**Problem to solve**
List, from the lines below, each one with "subtitle" in it.

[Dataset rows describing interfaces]
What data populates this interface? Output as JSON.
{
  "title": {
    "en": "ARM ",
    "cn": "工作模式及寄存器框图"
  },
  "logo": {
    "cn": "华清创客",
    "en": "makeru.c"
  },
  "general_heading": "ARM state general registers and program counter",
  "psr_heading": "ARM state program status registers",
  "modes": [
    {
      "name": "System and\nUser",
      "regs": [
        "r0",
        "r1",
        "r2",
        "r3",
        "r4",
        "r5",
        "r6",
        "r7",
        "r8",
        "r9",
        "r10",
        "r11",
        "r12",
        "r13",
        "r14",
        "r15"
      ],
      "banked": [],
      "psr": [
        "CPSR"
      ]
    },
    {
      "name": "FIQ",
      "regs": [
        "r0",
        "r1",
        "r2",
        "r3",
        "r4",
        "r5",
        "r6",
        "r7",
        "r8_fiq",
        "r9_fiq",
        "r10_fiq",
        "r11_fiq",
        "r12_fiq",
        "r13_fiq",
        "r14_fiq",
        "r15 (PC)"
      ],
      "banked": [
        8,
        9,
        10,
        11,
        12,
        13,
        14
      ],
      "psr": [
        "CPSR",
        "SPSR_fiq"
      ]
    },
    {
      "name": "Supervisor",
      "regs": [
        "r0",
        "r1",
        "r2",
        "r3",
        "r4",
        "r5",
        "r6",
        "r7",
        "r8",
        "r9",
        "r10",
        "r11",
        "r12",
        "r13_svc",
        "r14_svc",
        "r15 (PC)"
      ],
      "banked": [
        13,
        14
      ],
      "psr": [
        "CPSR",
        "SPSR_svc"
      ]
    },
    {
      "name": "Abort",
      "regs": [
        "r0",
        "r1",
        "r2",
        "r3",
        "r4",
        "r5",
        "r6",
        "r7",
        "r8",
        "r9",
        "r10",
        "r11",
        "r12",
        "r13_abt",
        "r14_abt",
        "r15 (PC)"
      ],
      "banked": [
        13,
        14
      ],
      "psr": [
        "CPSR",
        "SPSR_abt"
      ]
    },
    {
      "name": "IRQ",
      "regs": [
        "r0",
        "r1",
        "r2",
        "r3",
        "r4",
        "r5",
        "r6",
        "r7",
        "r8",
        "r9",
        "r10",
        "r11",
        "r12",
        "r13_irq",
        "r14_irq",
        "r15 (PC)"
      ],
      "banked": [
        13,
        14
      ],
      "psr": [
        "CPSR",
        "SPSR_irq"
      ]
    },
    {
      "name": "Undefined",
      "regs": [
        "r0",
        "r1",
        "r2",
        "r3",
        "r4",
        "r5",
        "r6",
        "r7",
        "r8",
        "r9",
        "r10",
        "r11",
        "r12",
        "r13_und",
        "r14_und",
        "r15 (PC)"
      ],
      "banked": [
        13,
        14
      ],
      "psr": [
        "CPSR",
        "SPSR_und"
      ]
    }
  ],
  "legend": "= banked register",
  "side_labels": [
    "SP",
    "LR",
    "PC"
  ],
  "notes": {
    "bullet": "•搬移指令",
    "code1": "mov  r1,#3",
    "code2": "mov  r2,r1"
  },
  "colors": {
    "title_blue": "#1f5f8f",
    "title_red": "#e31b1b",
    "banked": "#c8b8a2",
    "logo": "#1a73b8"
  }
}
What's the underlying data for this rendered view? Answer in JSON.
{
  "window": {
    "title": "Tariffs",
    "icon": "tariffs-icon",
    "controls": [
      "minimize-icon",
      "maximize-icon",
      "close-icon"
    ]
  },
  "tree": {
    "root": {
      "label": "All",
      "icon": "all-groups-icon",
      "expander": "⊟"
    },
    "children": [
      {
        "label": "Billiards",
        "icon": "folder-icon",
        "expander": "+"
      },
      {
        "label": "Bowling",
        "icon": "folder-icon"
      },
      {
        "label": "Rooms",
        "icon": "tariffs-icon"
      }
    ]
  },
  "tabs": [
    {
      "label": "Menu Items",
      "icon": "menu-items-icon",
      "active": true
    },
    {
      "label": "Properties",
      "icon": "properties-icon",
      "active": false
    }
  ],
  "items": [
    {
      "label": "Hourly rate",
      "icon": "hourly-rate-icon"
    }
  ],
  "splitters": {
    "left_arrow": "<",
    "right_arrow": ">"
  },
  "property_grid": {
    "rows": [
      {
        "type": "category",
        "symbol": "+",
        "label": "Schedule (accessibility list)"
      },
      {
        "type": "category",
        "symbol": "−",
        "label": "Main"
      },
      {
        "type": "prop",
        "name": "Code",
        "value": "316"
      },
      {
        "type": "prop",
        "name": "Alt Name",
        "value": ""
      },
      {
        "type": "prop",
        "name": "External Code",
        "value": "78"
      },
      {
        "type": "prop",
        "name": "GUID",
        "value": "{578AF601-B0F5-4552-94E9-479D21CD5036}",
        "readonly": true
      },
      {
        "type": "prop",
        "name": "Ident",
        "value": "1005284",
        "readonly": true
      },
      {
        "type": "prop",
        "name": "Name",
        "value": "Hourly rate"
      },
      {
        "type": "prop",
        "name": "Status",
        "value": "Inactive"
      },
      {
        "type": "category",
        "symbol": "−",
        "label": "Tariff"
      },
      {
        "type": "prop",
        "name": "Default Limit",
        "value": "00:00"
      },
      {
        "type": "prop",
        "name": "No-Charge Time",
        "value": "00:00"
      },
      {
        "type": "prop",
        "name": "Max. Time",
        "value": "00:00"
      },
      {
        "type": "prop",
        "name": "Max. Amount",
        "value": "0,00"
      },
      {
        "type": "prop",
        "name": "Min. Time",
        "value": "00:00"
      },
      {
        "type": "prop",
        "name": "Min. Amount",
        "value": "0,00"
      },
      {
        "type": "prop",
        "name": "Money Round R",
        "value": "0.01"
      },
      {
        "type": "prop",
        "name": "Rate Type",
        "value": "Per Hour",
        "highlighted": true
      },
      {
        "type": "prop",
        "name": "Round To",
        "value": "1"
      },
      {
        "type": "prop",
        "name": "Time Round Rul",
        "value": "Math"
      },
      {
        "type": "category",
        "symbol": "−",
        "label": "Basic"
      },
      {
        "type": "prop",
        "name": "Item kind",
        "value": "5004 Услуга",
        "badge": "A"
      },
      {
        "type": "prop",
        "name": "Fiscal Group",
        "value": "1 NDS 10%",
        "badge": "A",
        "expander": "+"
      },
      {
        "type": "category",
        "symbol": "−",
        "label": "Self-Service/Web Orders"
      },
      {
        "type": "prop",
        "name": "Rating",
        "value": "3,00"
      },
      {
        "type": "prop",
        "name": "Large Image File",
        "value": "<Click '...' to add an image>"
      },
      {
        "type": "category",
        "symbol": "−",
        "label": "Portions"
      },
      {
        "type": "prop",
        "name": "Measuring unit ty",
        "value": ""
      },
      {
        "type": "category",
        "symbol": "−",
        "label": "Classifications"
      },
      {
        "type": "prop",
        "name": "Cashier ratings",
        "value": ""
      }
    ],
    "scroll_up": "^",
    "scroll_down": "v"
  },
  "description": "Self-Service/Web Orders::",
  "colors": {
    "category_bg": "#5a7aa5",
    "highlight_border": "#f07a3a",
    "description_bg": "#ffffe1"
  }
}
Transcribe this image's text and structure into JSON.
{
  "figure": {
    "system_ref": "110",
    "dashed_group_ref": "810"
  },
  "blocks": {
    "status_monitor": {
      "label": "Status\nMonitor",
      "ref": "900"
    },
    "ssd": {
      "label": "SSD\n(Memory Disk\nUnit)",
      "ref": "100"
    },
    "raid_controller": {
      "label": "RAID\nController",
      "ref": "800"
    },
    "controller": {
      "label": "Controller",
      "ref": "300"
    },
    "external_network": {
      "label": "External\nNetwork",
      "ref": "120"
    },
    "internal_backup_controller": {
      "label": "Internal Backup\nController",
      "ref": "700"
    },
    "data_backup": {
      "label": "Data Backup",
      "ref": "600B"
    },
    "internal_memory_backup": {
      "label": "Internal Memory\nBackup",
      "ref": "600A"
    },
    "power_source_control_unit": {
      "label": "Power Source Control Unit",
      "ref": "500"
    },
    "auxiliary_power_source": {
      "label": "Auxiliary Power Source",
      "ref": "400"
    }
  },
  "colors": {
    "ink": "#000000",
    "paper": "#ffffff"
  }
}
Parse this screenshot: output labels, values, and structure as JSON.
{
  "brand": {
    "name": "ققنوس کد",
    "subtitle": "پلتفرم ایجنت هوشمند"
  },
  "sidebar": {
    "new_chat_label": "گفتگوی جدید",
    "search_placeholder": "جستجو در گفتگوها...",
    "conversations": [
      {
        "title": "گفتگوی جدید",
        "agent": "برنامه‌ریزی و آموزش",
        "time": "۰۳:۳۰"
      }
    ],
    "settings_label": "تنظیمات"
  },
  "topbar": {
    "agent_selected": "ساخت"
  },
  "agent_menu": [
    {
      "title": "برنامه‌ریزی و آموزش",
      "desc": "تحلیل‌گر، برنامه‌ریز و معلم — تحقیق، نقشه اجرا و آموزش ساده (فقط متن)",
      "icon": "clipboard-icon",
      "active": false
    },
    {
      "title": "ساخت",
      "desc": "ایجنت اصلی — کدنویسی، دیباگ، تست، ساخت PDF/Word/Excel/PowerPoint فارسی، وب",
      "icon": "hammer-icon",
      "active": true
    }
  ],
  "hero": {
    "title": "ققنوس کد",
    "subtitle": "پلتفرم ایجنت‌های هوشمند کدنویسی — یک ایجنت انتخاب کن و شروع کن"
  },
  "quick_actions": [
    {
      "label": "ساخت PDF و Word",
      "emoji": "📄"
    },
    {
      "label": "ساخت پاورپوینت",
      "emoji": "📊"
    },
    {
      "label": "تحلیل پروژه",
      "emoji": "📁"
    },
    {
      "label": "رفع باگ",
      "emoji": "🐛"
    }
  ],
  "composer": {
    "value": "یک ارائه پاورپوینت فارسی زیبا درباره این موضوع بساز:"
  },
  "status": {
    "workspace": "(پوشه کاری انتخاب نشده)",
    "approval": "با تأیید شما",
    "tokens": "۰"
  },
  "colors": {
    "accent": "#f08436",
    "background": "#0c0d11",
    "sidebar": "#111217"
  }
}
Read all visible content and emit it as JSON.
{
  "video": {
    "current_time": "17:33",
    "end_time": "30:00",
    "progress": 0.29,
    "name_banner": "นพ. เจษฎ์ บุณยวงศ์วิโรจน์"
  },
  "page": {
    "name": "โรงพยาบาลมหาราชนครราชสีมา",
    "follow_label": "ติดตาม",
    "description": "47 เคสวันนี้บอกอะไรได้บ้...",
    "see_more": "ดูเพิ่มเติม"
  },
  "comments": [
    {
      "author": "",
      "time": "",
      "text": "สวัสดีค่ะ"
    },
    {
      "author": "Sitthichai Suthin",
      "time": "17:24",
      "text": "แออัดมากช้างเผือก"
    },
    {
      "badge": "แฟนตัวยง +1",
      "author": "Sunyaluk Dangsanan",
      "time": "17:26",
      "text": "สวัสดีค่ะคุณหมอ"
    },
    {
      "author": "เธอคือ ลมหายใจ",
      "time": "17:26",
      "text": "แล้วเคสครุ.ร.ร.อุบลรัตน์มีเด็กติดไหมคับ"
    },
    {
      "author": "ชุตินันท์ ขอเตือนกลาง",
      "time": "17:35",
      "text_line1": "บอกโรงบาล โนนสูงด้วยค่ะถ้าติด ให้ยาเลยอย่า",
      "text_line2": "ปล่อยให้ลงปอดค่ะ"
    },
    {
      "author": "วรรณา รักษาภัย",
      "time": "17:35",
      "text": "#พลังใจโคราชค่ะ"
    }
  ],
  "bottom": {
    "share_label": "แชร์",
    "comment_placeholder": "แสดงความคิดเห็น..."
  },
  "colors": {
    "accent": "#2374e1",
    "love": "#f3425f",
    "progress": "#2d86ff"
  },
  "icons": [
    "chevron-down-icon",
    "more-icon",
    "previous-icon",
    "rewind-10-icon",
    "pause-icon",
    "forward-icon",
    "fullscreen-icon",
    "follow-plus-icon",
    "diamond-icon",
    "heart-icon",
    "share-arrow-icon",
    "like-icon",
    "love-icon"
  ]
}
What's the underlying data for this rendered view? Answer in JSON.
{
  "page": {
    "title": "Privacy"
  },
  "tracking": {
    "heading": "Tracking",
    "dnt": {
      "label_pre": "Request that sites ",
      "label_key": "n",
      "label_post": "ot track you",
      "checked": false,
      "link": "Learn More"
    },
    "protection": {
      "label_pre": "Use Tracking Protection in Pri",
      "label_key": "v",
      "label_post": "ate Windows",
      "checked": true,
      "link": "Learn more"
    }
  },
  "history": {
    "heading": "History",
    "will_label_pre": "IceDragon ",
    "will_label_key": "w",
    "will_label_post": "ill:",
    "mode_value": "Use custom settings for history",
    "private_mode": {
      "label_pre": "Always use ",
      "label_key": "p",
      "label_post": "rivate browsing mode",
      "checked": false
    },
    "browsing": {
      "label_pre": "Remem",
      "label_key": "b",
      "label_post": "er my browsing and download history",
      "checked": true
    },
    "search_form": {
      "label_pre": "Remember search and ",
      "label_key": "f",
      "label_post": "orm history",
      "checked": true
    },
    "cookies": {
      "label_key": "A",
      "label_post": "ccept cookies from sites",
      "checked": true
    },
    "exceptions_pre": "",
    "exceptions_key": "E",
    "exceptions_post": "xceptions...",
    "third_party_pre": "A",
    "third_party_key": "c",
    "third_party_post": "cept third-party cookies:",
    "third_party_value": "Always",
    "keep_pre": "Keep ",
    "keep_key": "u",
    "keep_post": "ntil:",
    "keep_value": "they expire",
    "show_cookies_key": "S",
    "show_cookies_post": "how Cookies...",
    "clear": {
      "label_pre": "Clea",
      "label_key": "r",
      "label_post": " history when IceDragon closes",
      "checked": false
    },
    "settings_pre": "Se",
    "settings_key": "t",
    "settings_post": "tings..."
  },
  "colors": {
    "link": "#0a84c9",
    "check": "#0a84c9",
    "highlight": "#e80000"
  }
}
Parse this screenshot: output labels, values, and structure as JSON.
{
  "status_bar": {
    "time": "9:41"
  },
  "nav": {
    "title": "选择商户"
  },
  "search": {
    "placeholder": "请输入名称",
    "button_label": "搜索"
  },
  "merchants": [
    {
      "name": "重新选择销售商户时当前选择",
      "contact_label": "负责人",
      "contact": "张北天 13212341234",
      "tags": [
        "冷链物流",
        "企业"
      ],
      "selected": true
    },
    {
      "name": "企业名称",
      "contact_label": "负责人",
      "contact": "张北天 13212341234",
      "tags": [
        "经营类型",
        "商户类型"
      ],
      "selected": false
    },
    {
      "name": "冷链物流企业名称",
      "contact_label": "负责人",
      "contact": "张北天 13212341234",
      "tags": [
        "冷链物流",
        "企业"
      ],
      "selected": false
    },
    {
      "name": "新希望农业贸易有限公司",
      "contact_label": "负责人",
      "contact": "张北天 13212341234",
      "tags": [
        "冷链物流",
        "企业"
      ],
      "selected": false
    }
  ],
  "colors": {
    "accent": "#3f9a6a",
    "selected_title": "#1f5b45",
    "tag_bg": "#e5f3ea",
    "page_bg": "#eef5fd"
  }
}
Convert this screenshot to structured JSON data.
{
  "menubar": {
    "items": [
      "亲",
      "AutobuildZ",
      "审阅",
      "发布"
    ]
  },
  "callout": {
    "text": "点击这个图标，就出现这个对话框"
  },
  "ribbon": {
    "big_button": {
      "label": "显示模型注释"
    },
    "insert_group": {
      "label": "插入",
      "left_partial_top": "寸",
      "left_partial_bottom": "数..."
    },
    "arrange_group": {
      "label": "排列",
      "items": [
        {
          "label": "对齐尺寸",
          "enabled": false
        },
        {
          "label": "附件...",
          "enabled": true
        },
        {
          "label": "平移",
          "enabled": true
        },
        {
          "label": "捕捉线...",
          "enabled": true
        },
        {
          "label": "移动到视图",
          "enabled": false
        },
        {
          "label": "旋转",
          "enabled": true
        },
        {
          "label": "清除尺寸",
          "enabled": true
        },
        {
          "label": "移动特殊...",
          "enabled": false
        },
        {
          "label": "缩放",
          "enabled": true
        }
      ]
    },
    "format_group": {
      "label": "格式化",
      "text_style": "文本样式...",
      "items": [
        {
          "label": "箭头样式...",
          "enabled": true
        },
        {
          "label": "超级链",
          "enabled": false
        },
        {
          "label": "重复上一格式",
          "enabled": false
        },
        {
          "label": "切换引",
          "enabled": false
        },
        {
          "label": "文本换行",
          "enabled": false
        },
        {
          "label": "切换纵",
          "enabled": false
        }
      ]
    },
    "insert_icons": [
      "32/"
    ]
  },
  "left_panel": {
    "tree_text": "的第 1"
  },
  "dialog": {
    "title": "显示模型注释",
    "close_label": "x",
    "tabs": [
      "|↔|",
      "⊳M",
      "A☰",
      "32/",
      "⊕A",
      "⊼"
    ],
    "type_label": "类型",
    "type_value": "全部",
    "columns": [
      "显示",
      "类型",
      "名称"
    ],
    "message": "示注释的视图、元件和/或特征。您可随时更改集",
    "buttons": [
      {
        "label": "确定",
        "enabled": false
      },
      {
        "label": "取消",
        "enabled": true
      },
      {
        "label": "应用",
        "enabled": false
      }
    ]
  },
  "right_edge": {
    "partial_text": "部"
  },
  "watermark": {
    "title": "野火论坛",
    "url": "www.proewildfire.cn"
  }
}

**Output for this exercise**
    "subtitle": "پلتفرم ایجنت هوشمند"
    "subtitle": "پلتفرم ایجنت‌های هوشمند کدنویسی — یک ایجنت انتخاب کن و شروع کن"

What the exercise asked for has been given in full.